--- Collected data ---
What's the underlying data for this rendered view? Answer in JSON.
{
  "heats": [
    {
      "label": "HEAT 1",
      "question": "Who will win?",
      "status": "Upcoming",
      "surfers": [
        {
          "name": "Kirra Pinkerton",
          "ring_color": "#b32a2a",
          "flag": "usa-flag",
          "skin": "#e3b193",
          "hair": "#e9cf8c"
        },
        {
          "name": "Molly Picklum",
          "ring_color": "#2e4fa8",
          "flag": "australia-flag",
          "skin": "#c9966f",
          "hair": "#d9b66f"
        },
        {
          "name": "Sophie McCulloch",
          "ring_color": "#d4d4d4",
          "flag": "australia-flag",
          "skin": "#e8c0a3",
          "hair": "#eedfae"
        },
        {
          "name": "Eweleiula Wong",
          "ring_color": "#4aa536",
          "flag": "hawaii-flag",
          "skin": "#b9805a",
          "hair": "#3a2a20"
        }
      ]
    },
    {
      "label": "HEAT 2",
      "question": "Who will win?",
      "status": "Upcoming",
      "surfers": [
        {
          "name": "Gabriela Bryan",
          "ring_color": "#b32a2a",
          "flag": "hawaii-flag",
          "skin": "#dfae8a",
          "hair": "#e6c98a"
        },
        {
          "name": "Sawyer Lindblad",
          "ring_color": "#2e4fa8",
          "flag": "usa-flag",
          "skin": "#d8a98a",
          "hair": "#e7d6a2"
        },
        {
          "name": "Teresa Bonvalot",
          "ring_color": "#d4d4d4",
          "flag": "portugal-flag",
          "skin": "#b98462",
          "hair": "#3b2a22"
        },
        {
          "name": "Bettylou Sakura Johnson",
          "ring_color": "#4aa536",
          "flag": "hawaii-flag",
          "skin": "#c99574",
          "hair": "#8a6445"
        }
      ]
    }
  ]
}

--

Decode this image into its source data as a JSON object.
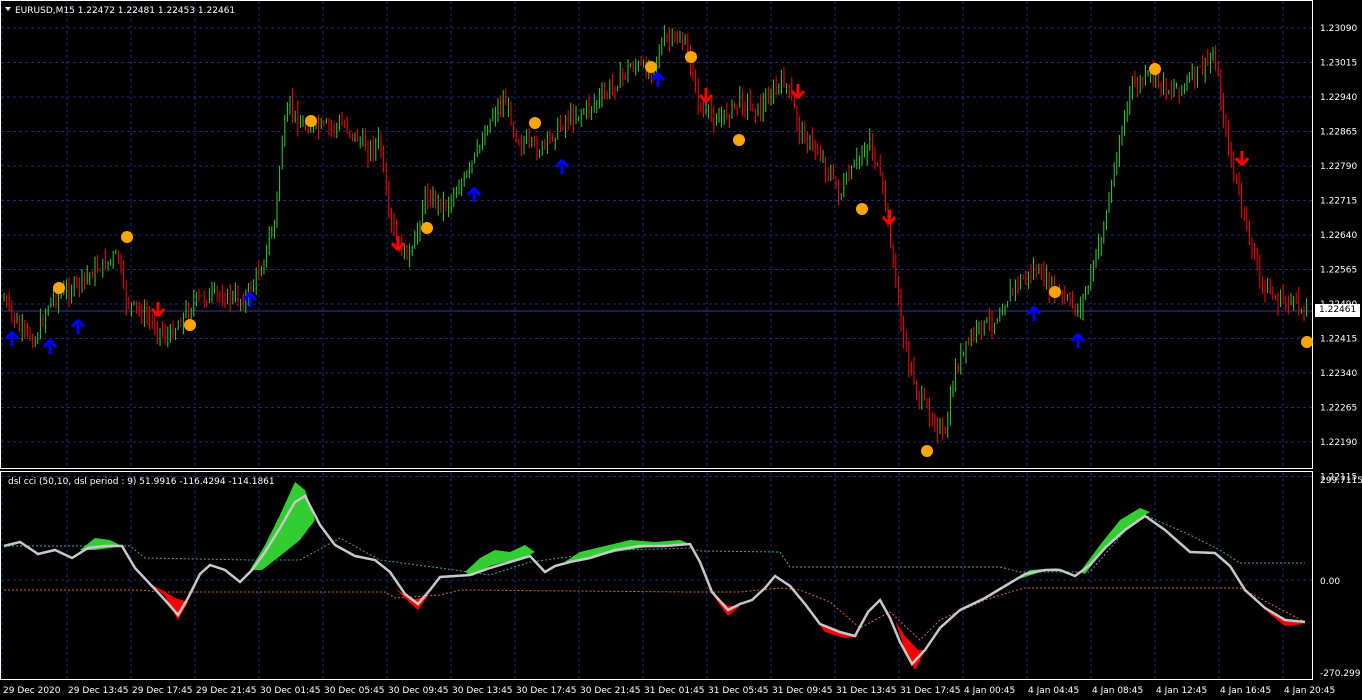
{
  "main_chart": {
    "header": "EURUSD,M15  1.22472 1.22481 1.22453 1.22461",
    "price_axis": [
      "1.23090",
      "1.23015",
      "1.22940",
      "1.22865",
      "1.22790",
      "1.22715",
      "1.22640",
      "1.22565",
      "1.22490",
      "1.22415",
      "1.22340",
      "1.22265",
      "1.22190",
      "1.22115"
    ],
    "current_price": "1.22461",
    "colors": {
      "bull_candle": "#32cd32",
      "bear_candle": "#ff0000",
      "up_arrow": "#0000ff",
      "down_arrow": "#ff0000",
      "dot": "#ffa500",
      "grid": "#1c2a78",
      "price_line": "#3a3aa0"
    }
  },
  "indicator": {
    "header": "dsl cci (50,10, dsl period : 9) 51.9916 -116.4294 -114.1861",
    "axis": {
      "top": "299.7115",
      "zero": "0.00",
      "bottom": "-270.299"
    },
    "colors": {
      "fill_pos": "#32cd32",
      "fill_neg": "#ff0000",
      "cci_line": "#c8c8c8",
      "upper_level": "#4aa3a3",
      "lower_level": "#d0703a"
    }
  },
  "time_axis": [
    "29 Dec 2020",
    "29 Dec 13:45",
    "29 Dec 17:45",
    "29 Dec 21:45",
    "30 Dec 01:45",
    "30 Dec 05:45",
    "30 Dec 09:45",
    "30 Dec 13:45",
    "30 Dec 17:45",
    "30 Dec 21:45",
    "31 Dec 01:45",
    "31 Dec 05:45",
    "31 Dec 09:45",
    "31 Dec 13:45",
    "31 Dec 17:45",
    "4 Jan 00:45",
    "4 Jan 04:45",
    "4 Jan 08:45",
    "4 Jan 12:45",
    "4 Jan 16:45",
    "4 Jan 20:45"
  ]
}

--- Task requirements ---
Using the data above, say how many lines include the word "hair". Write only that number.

--- Solution to this task ---
8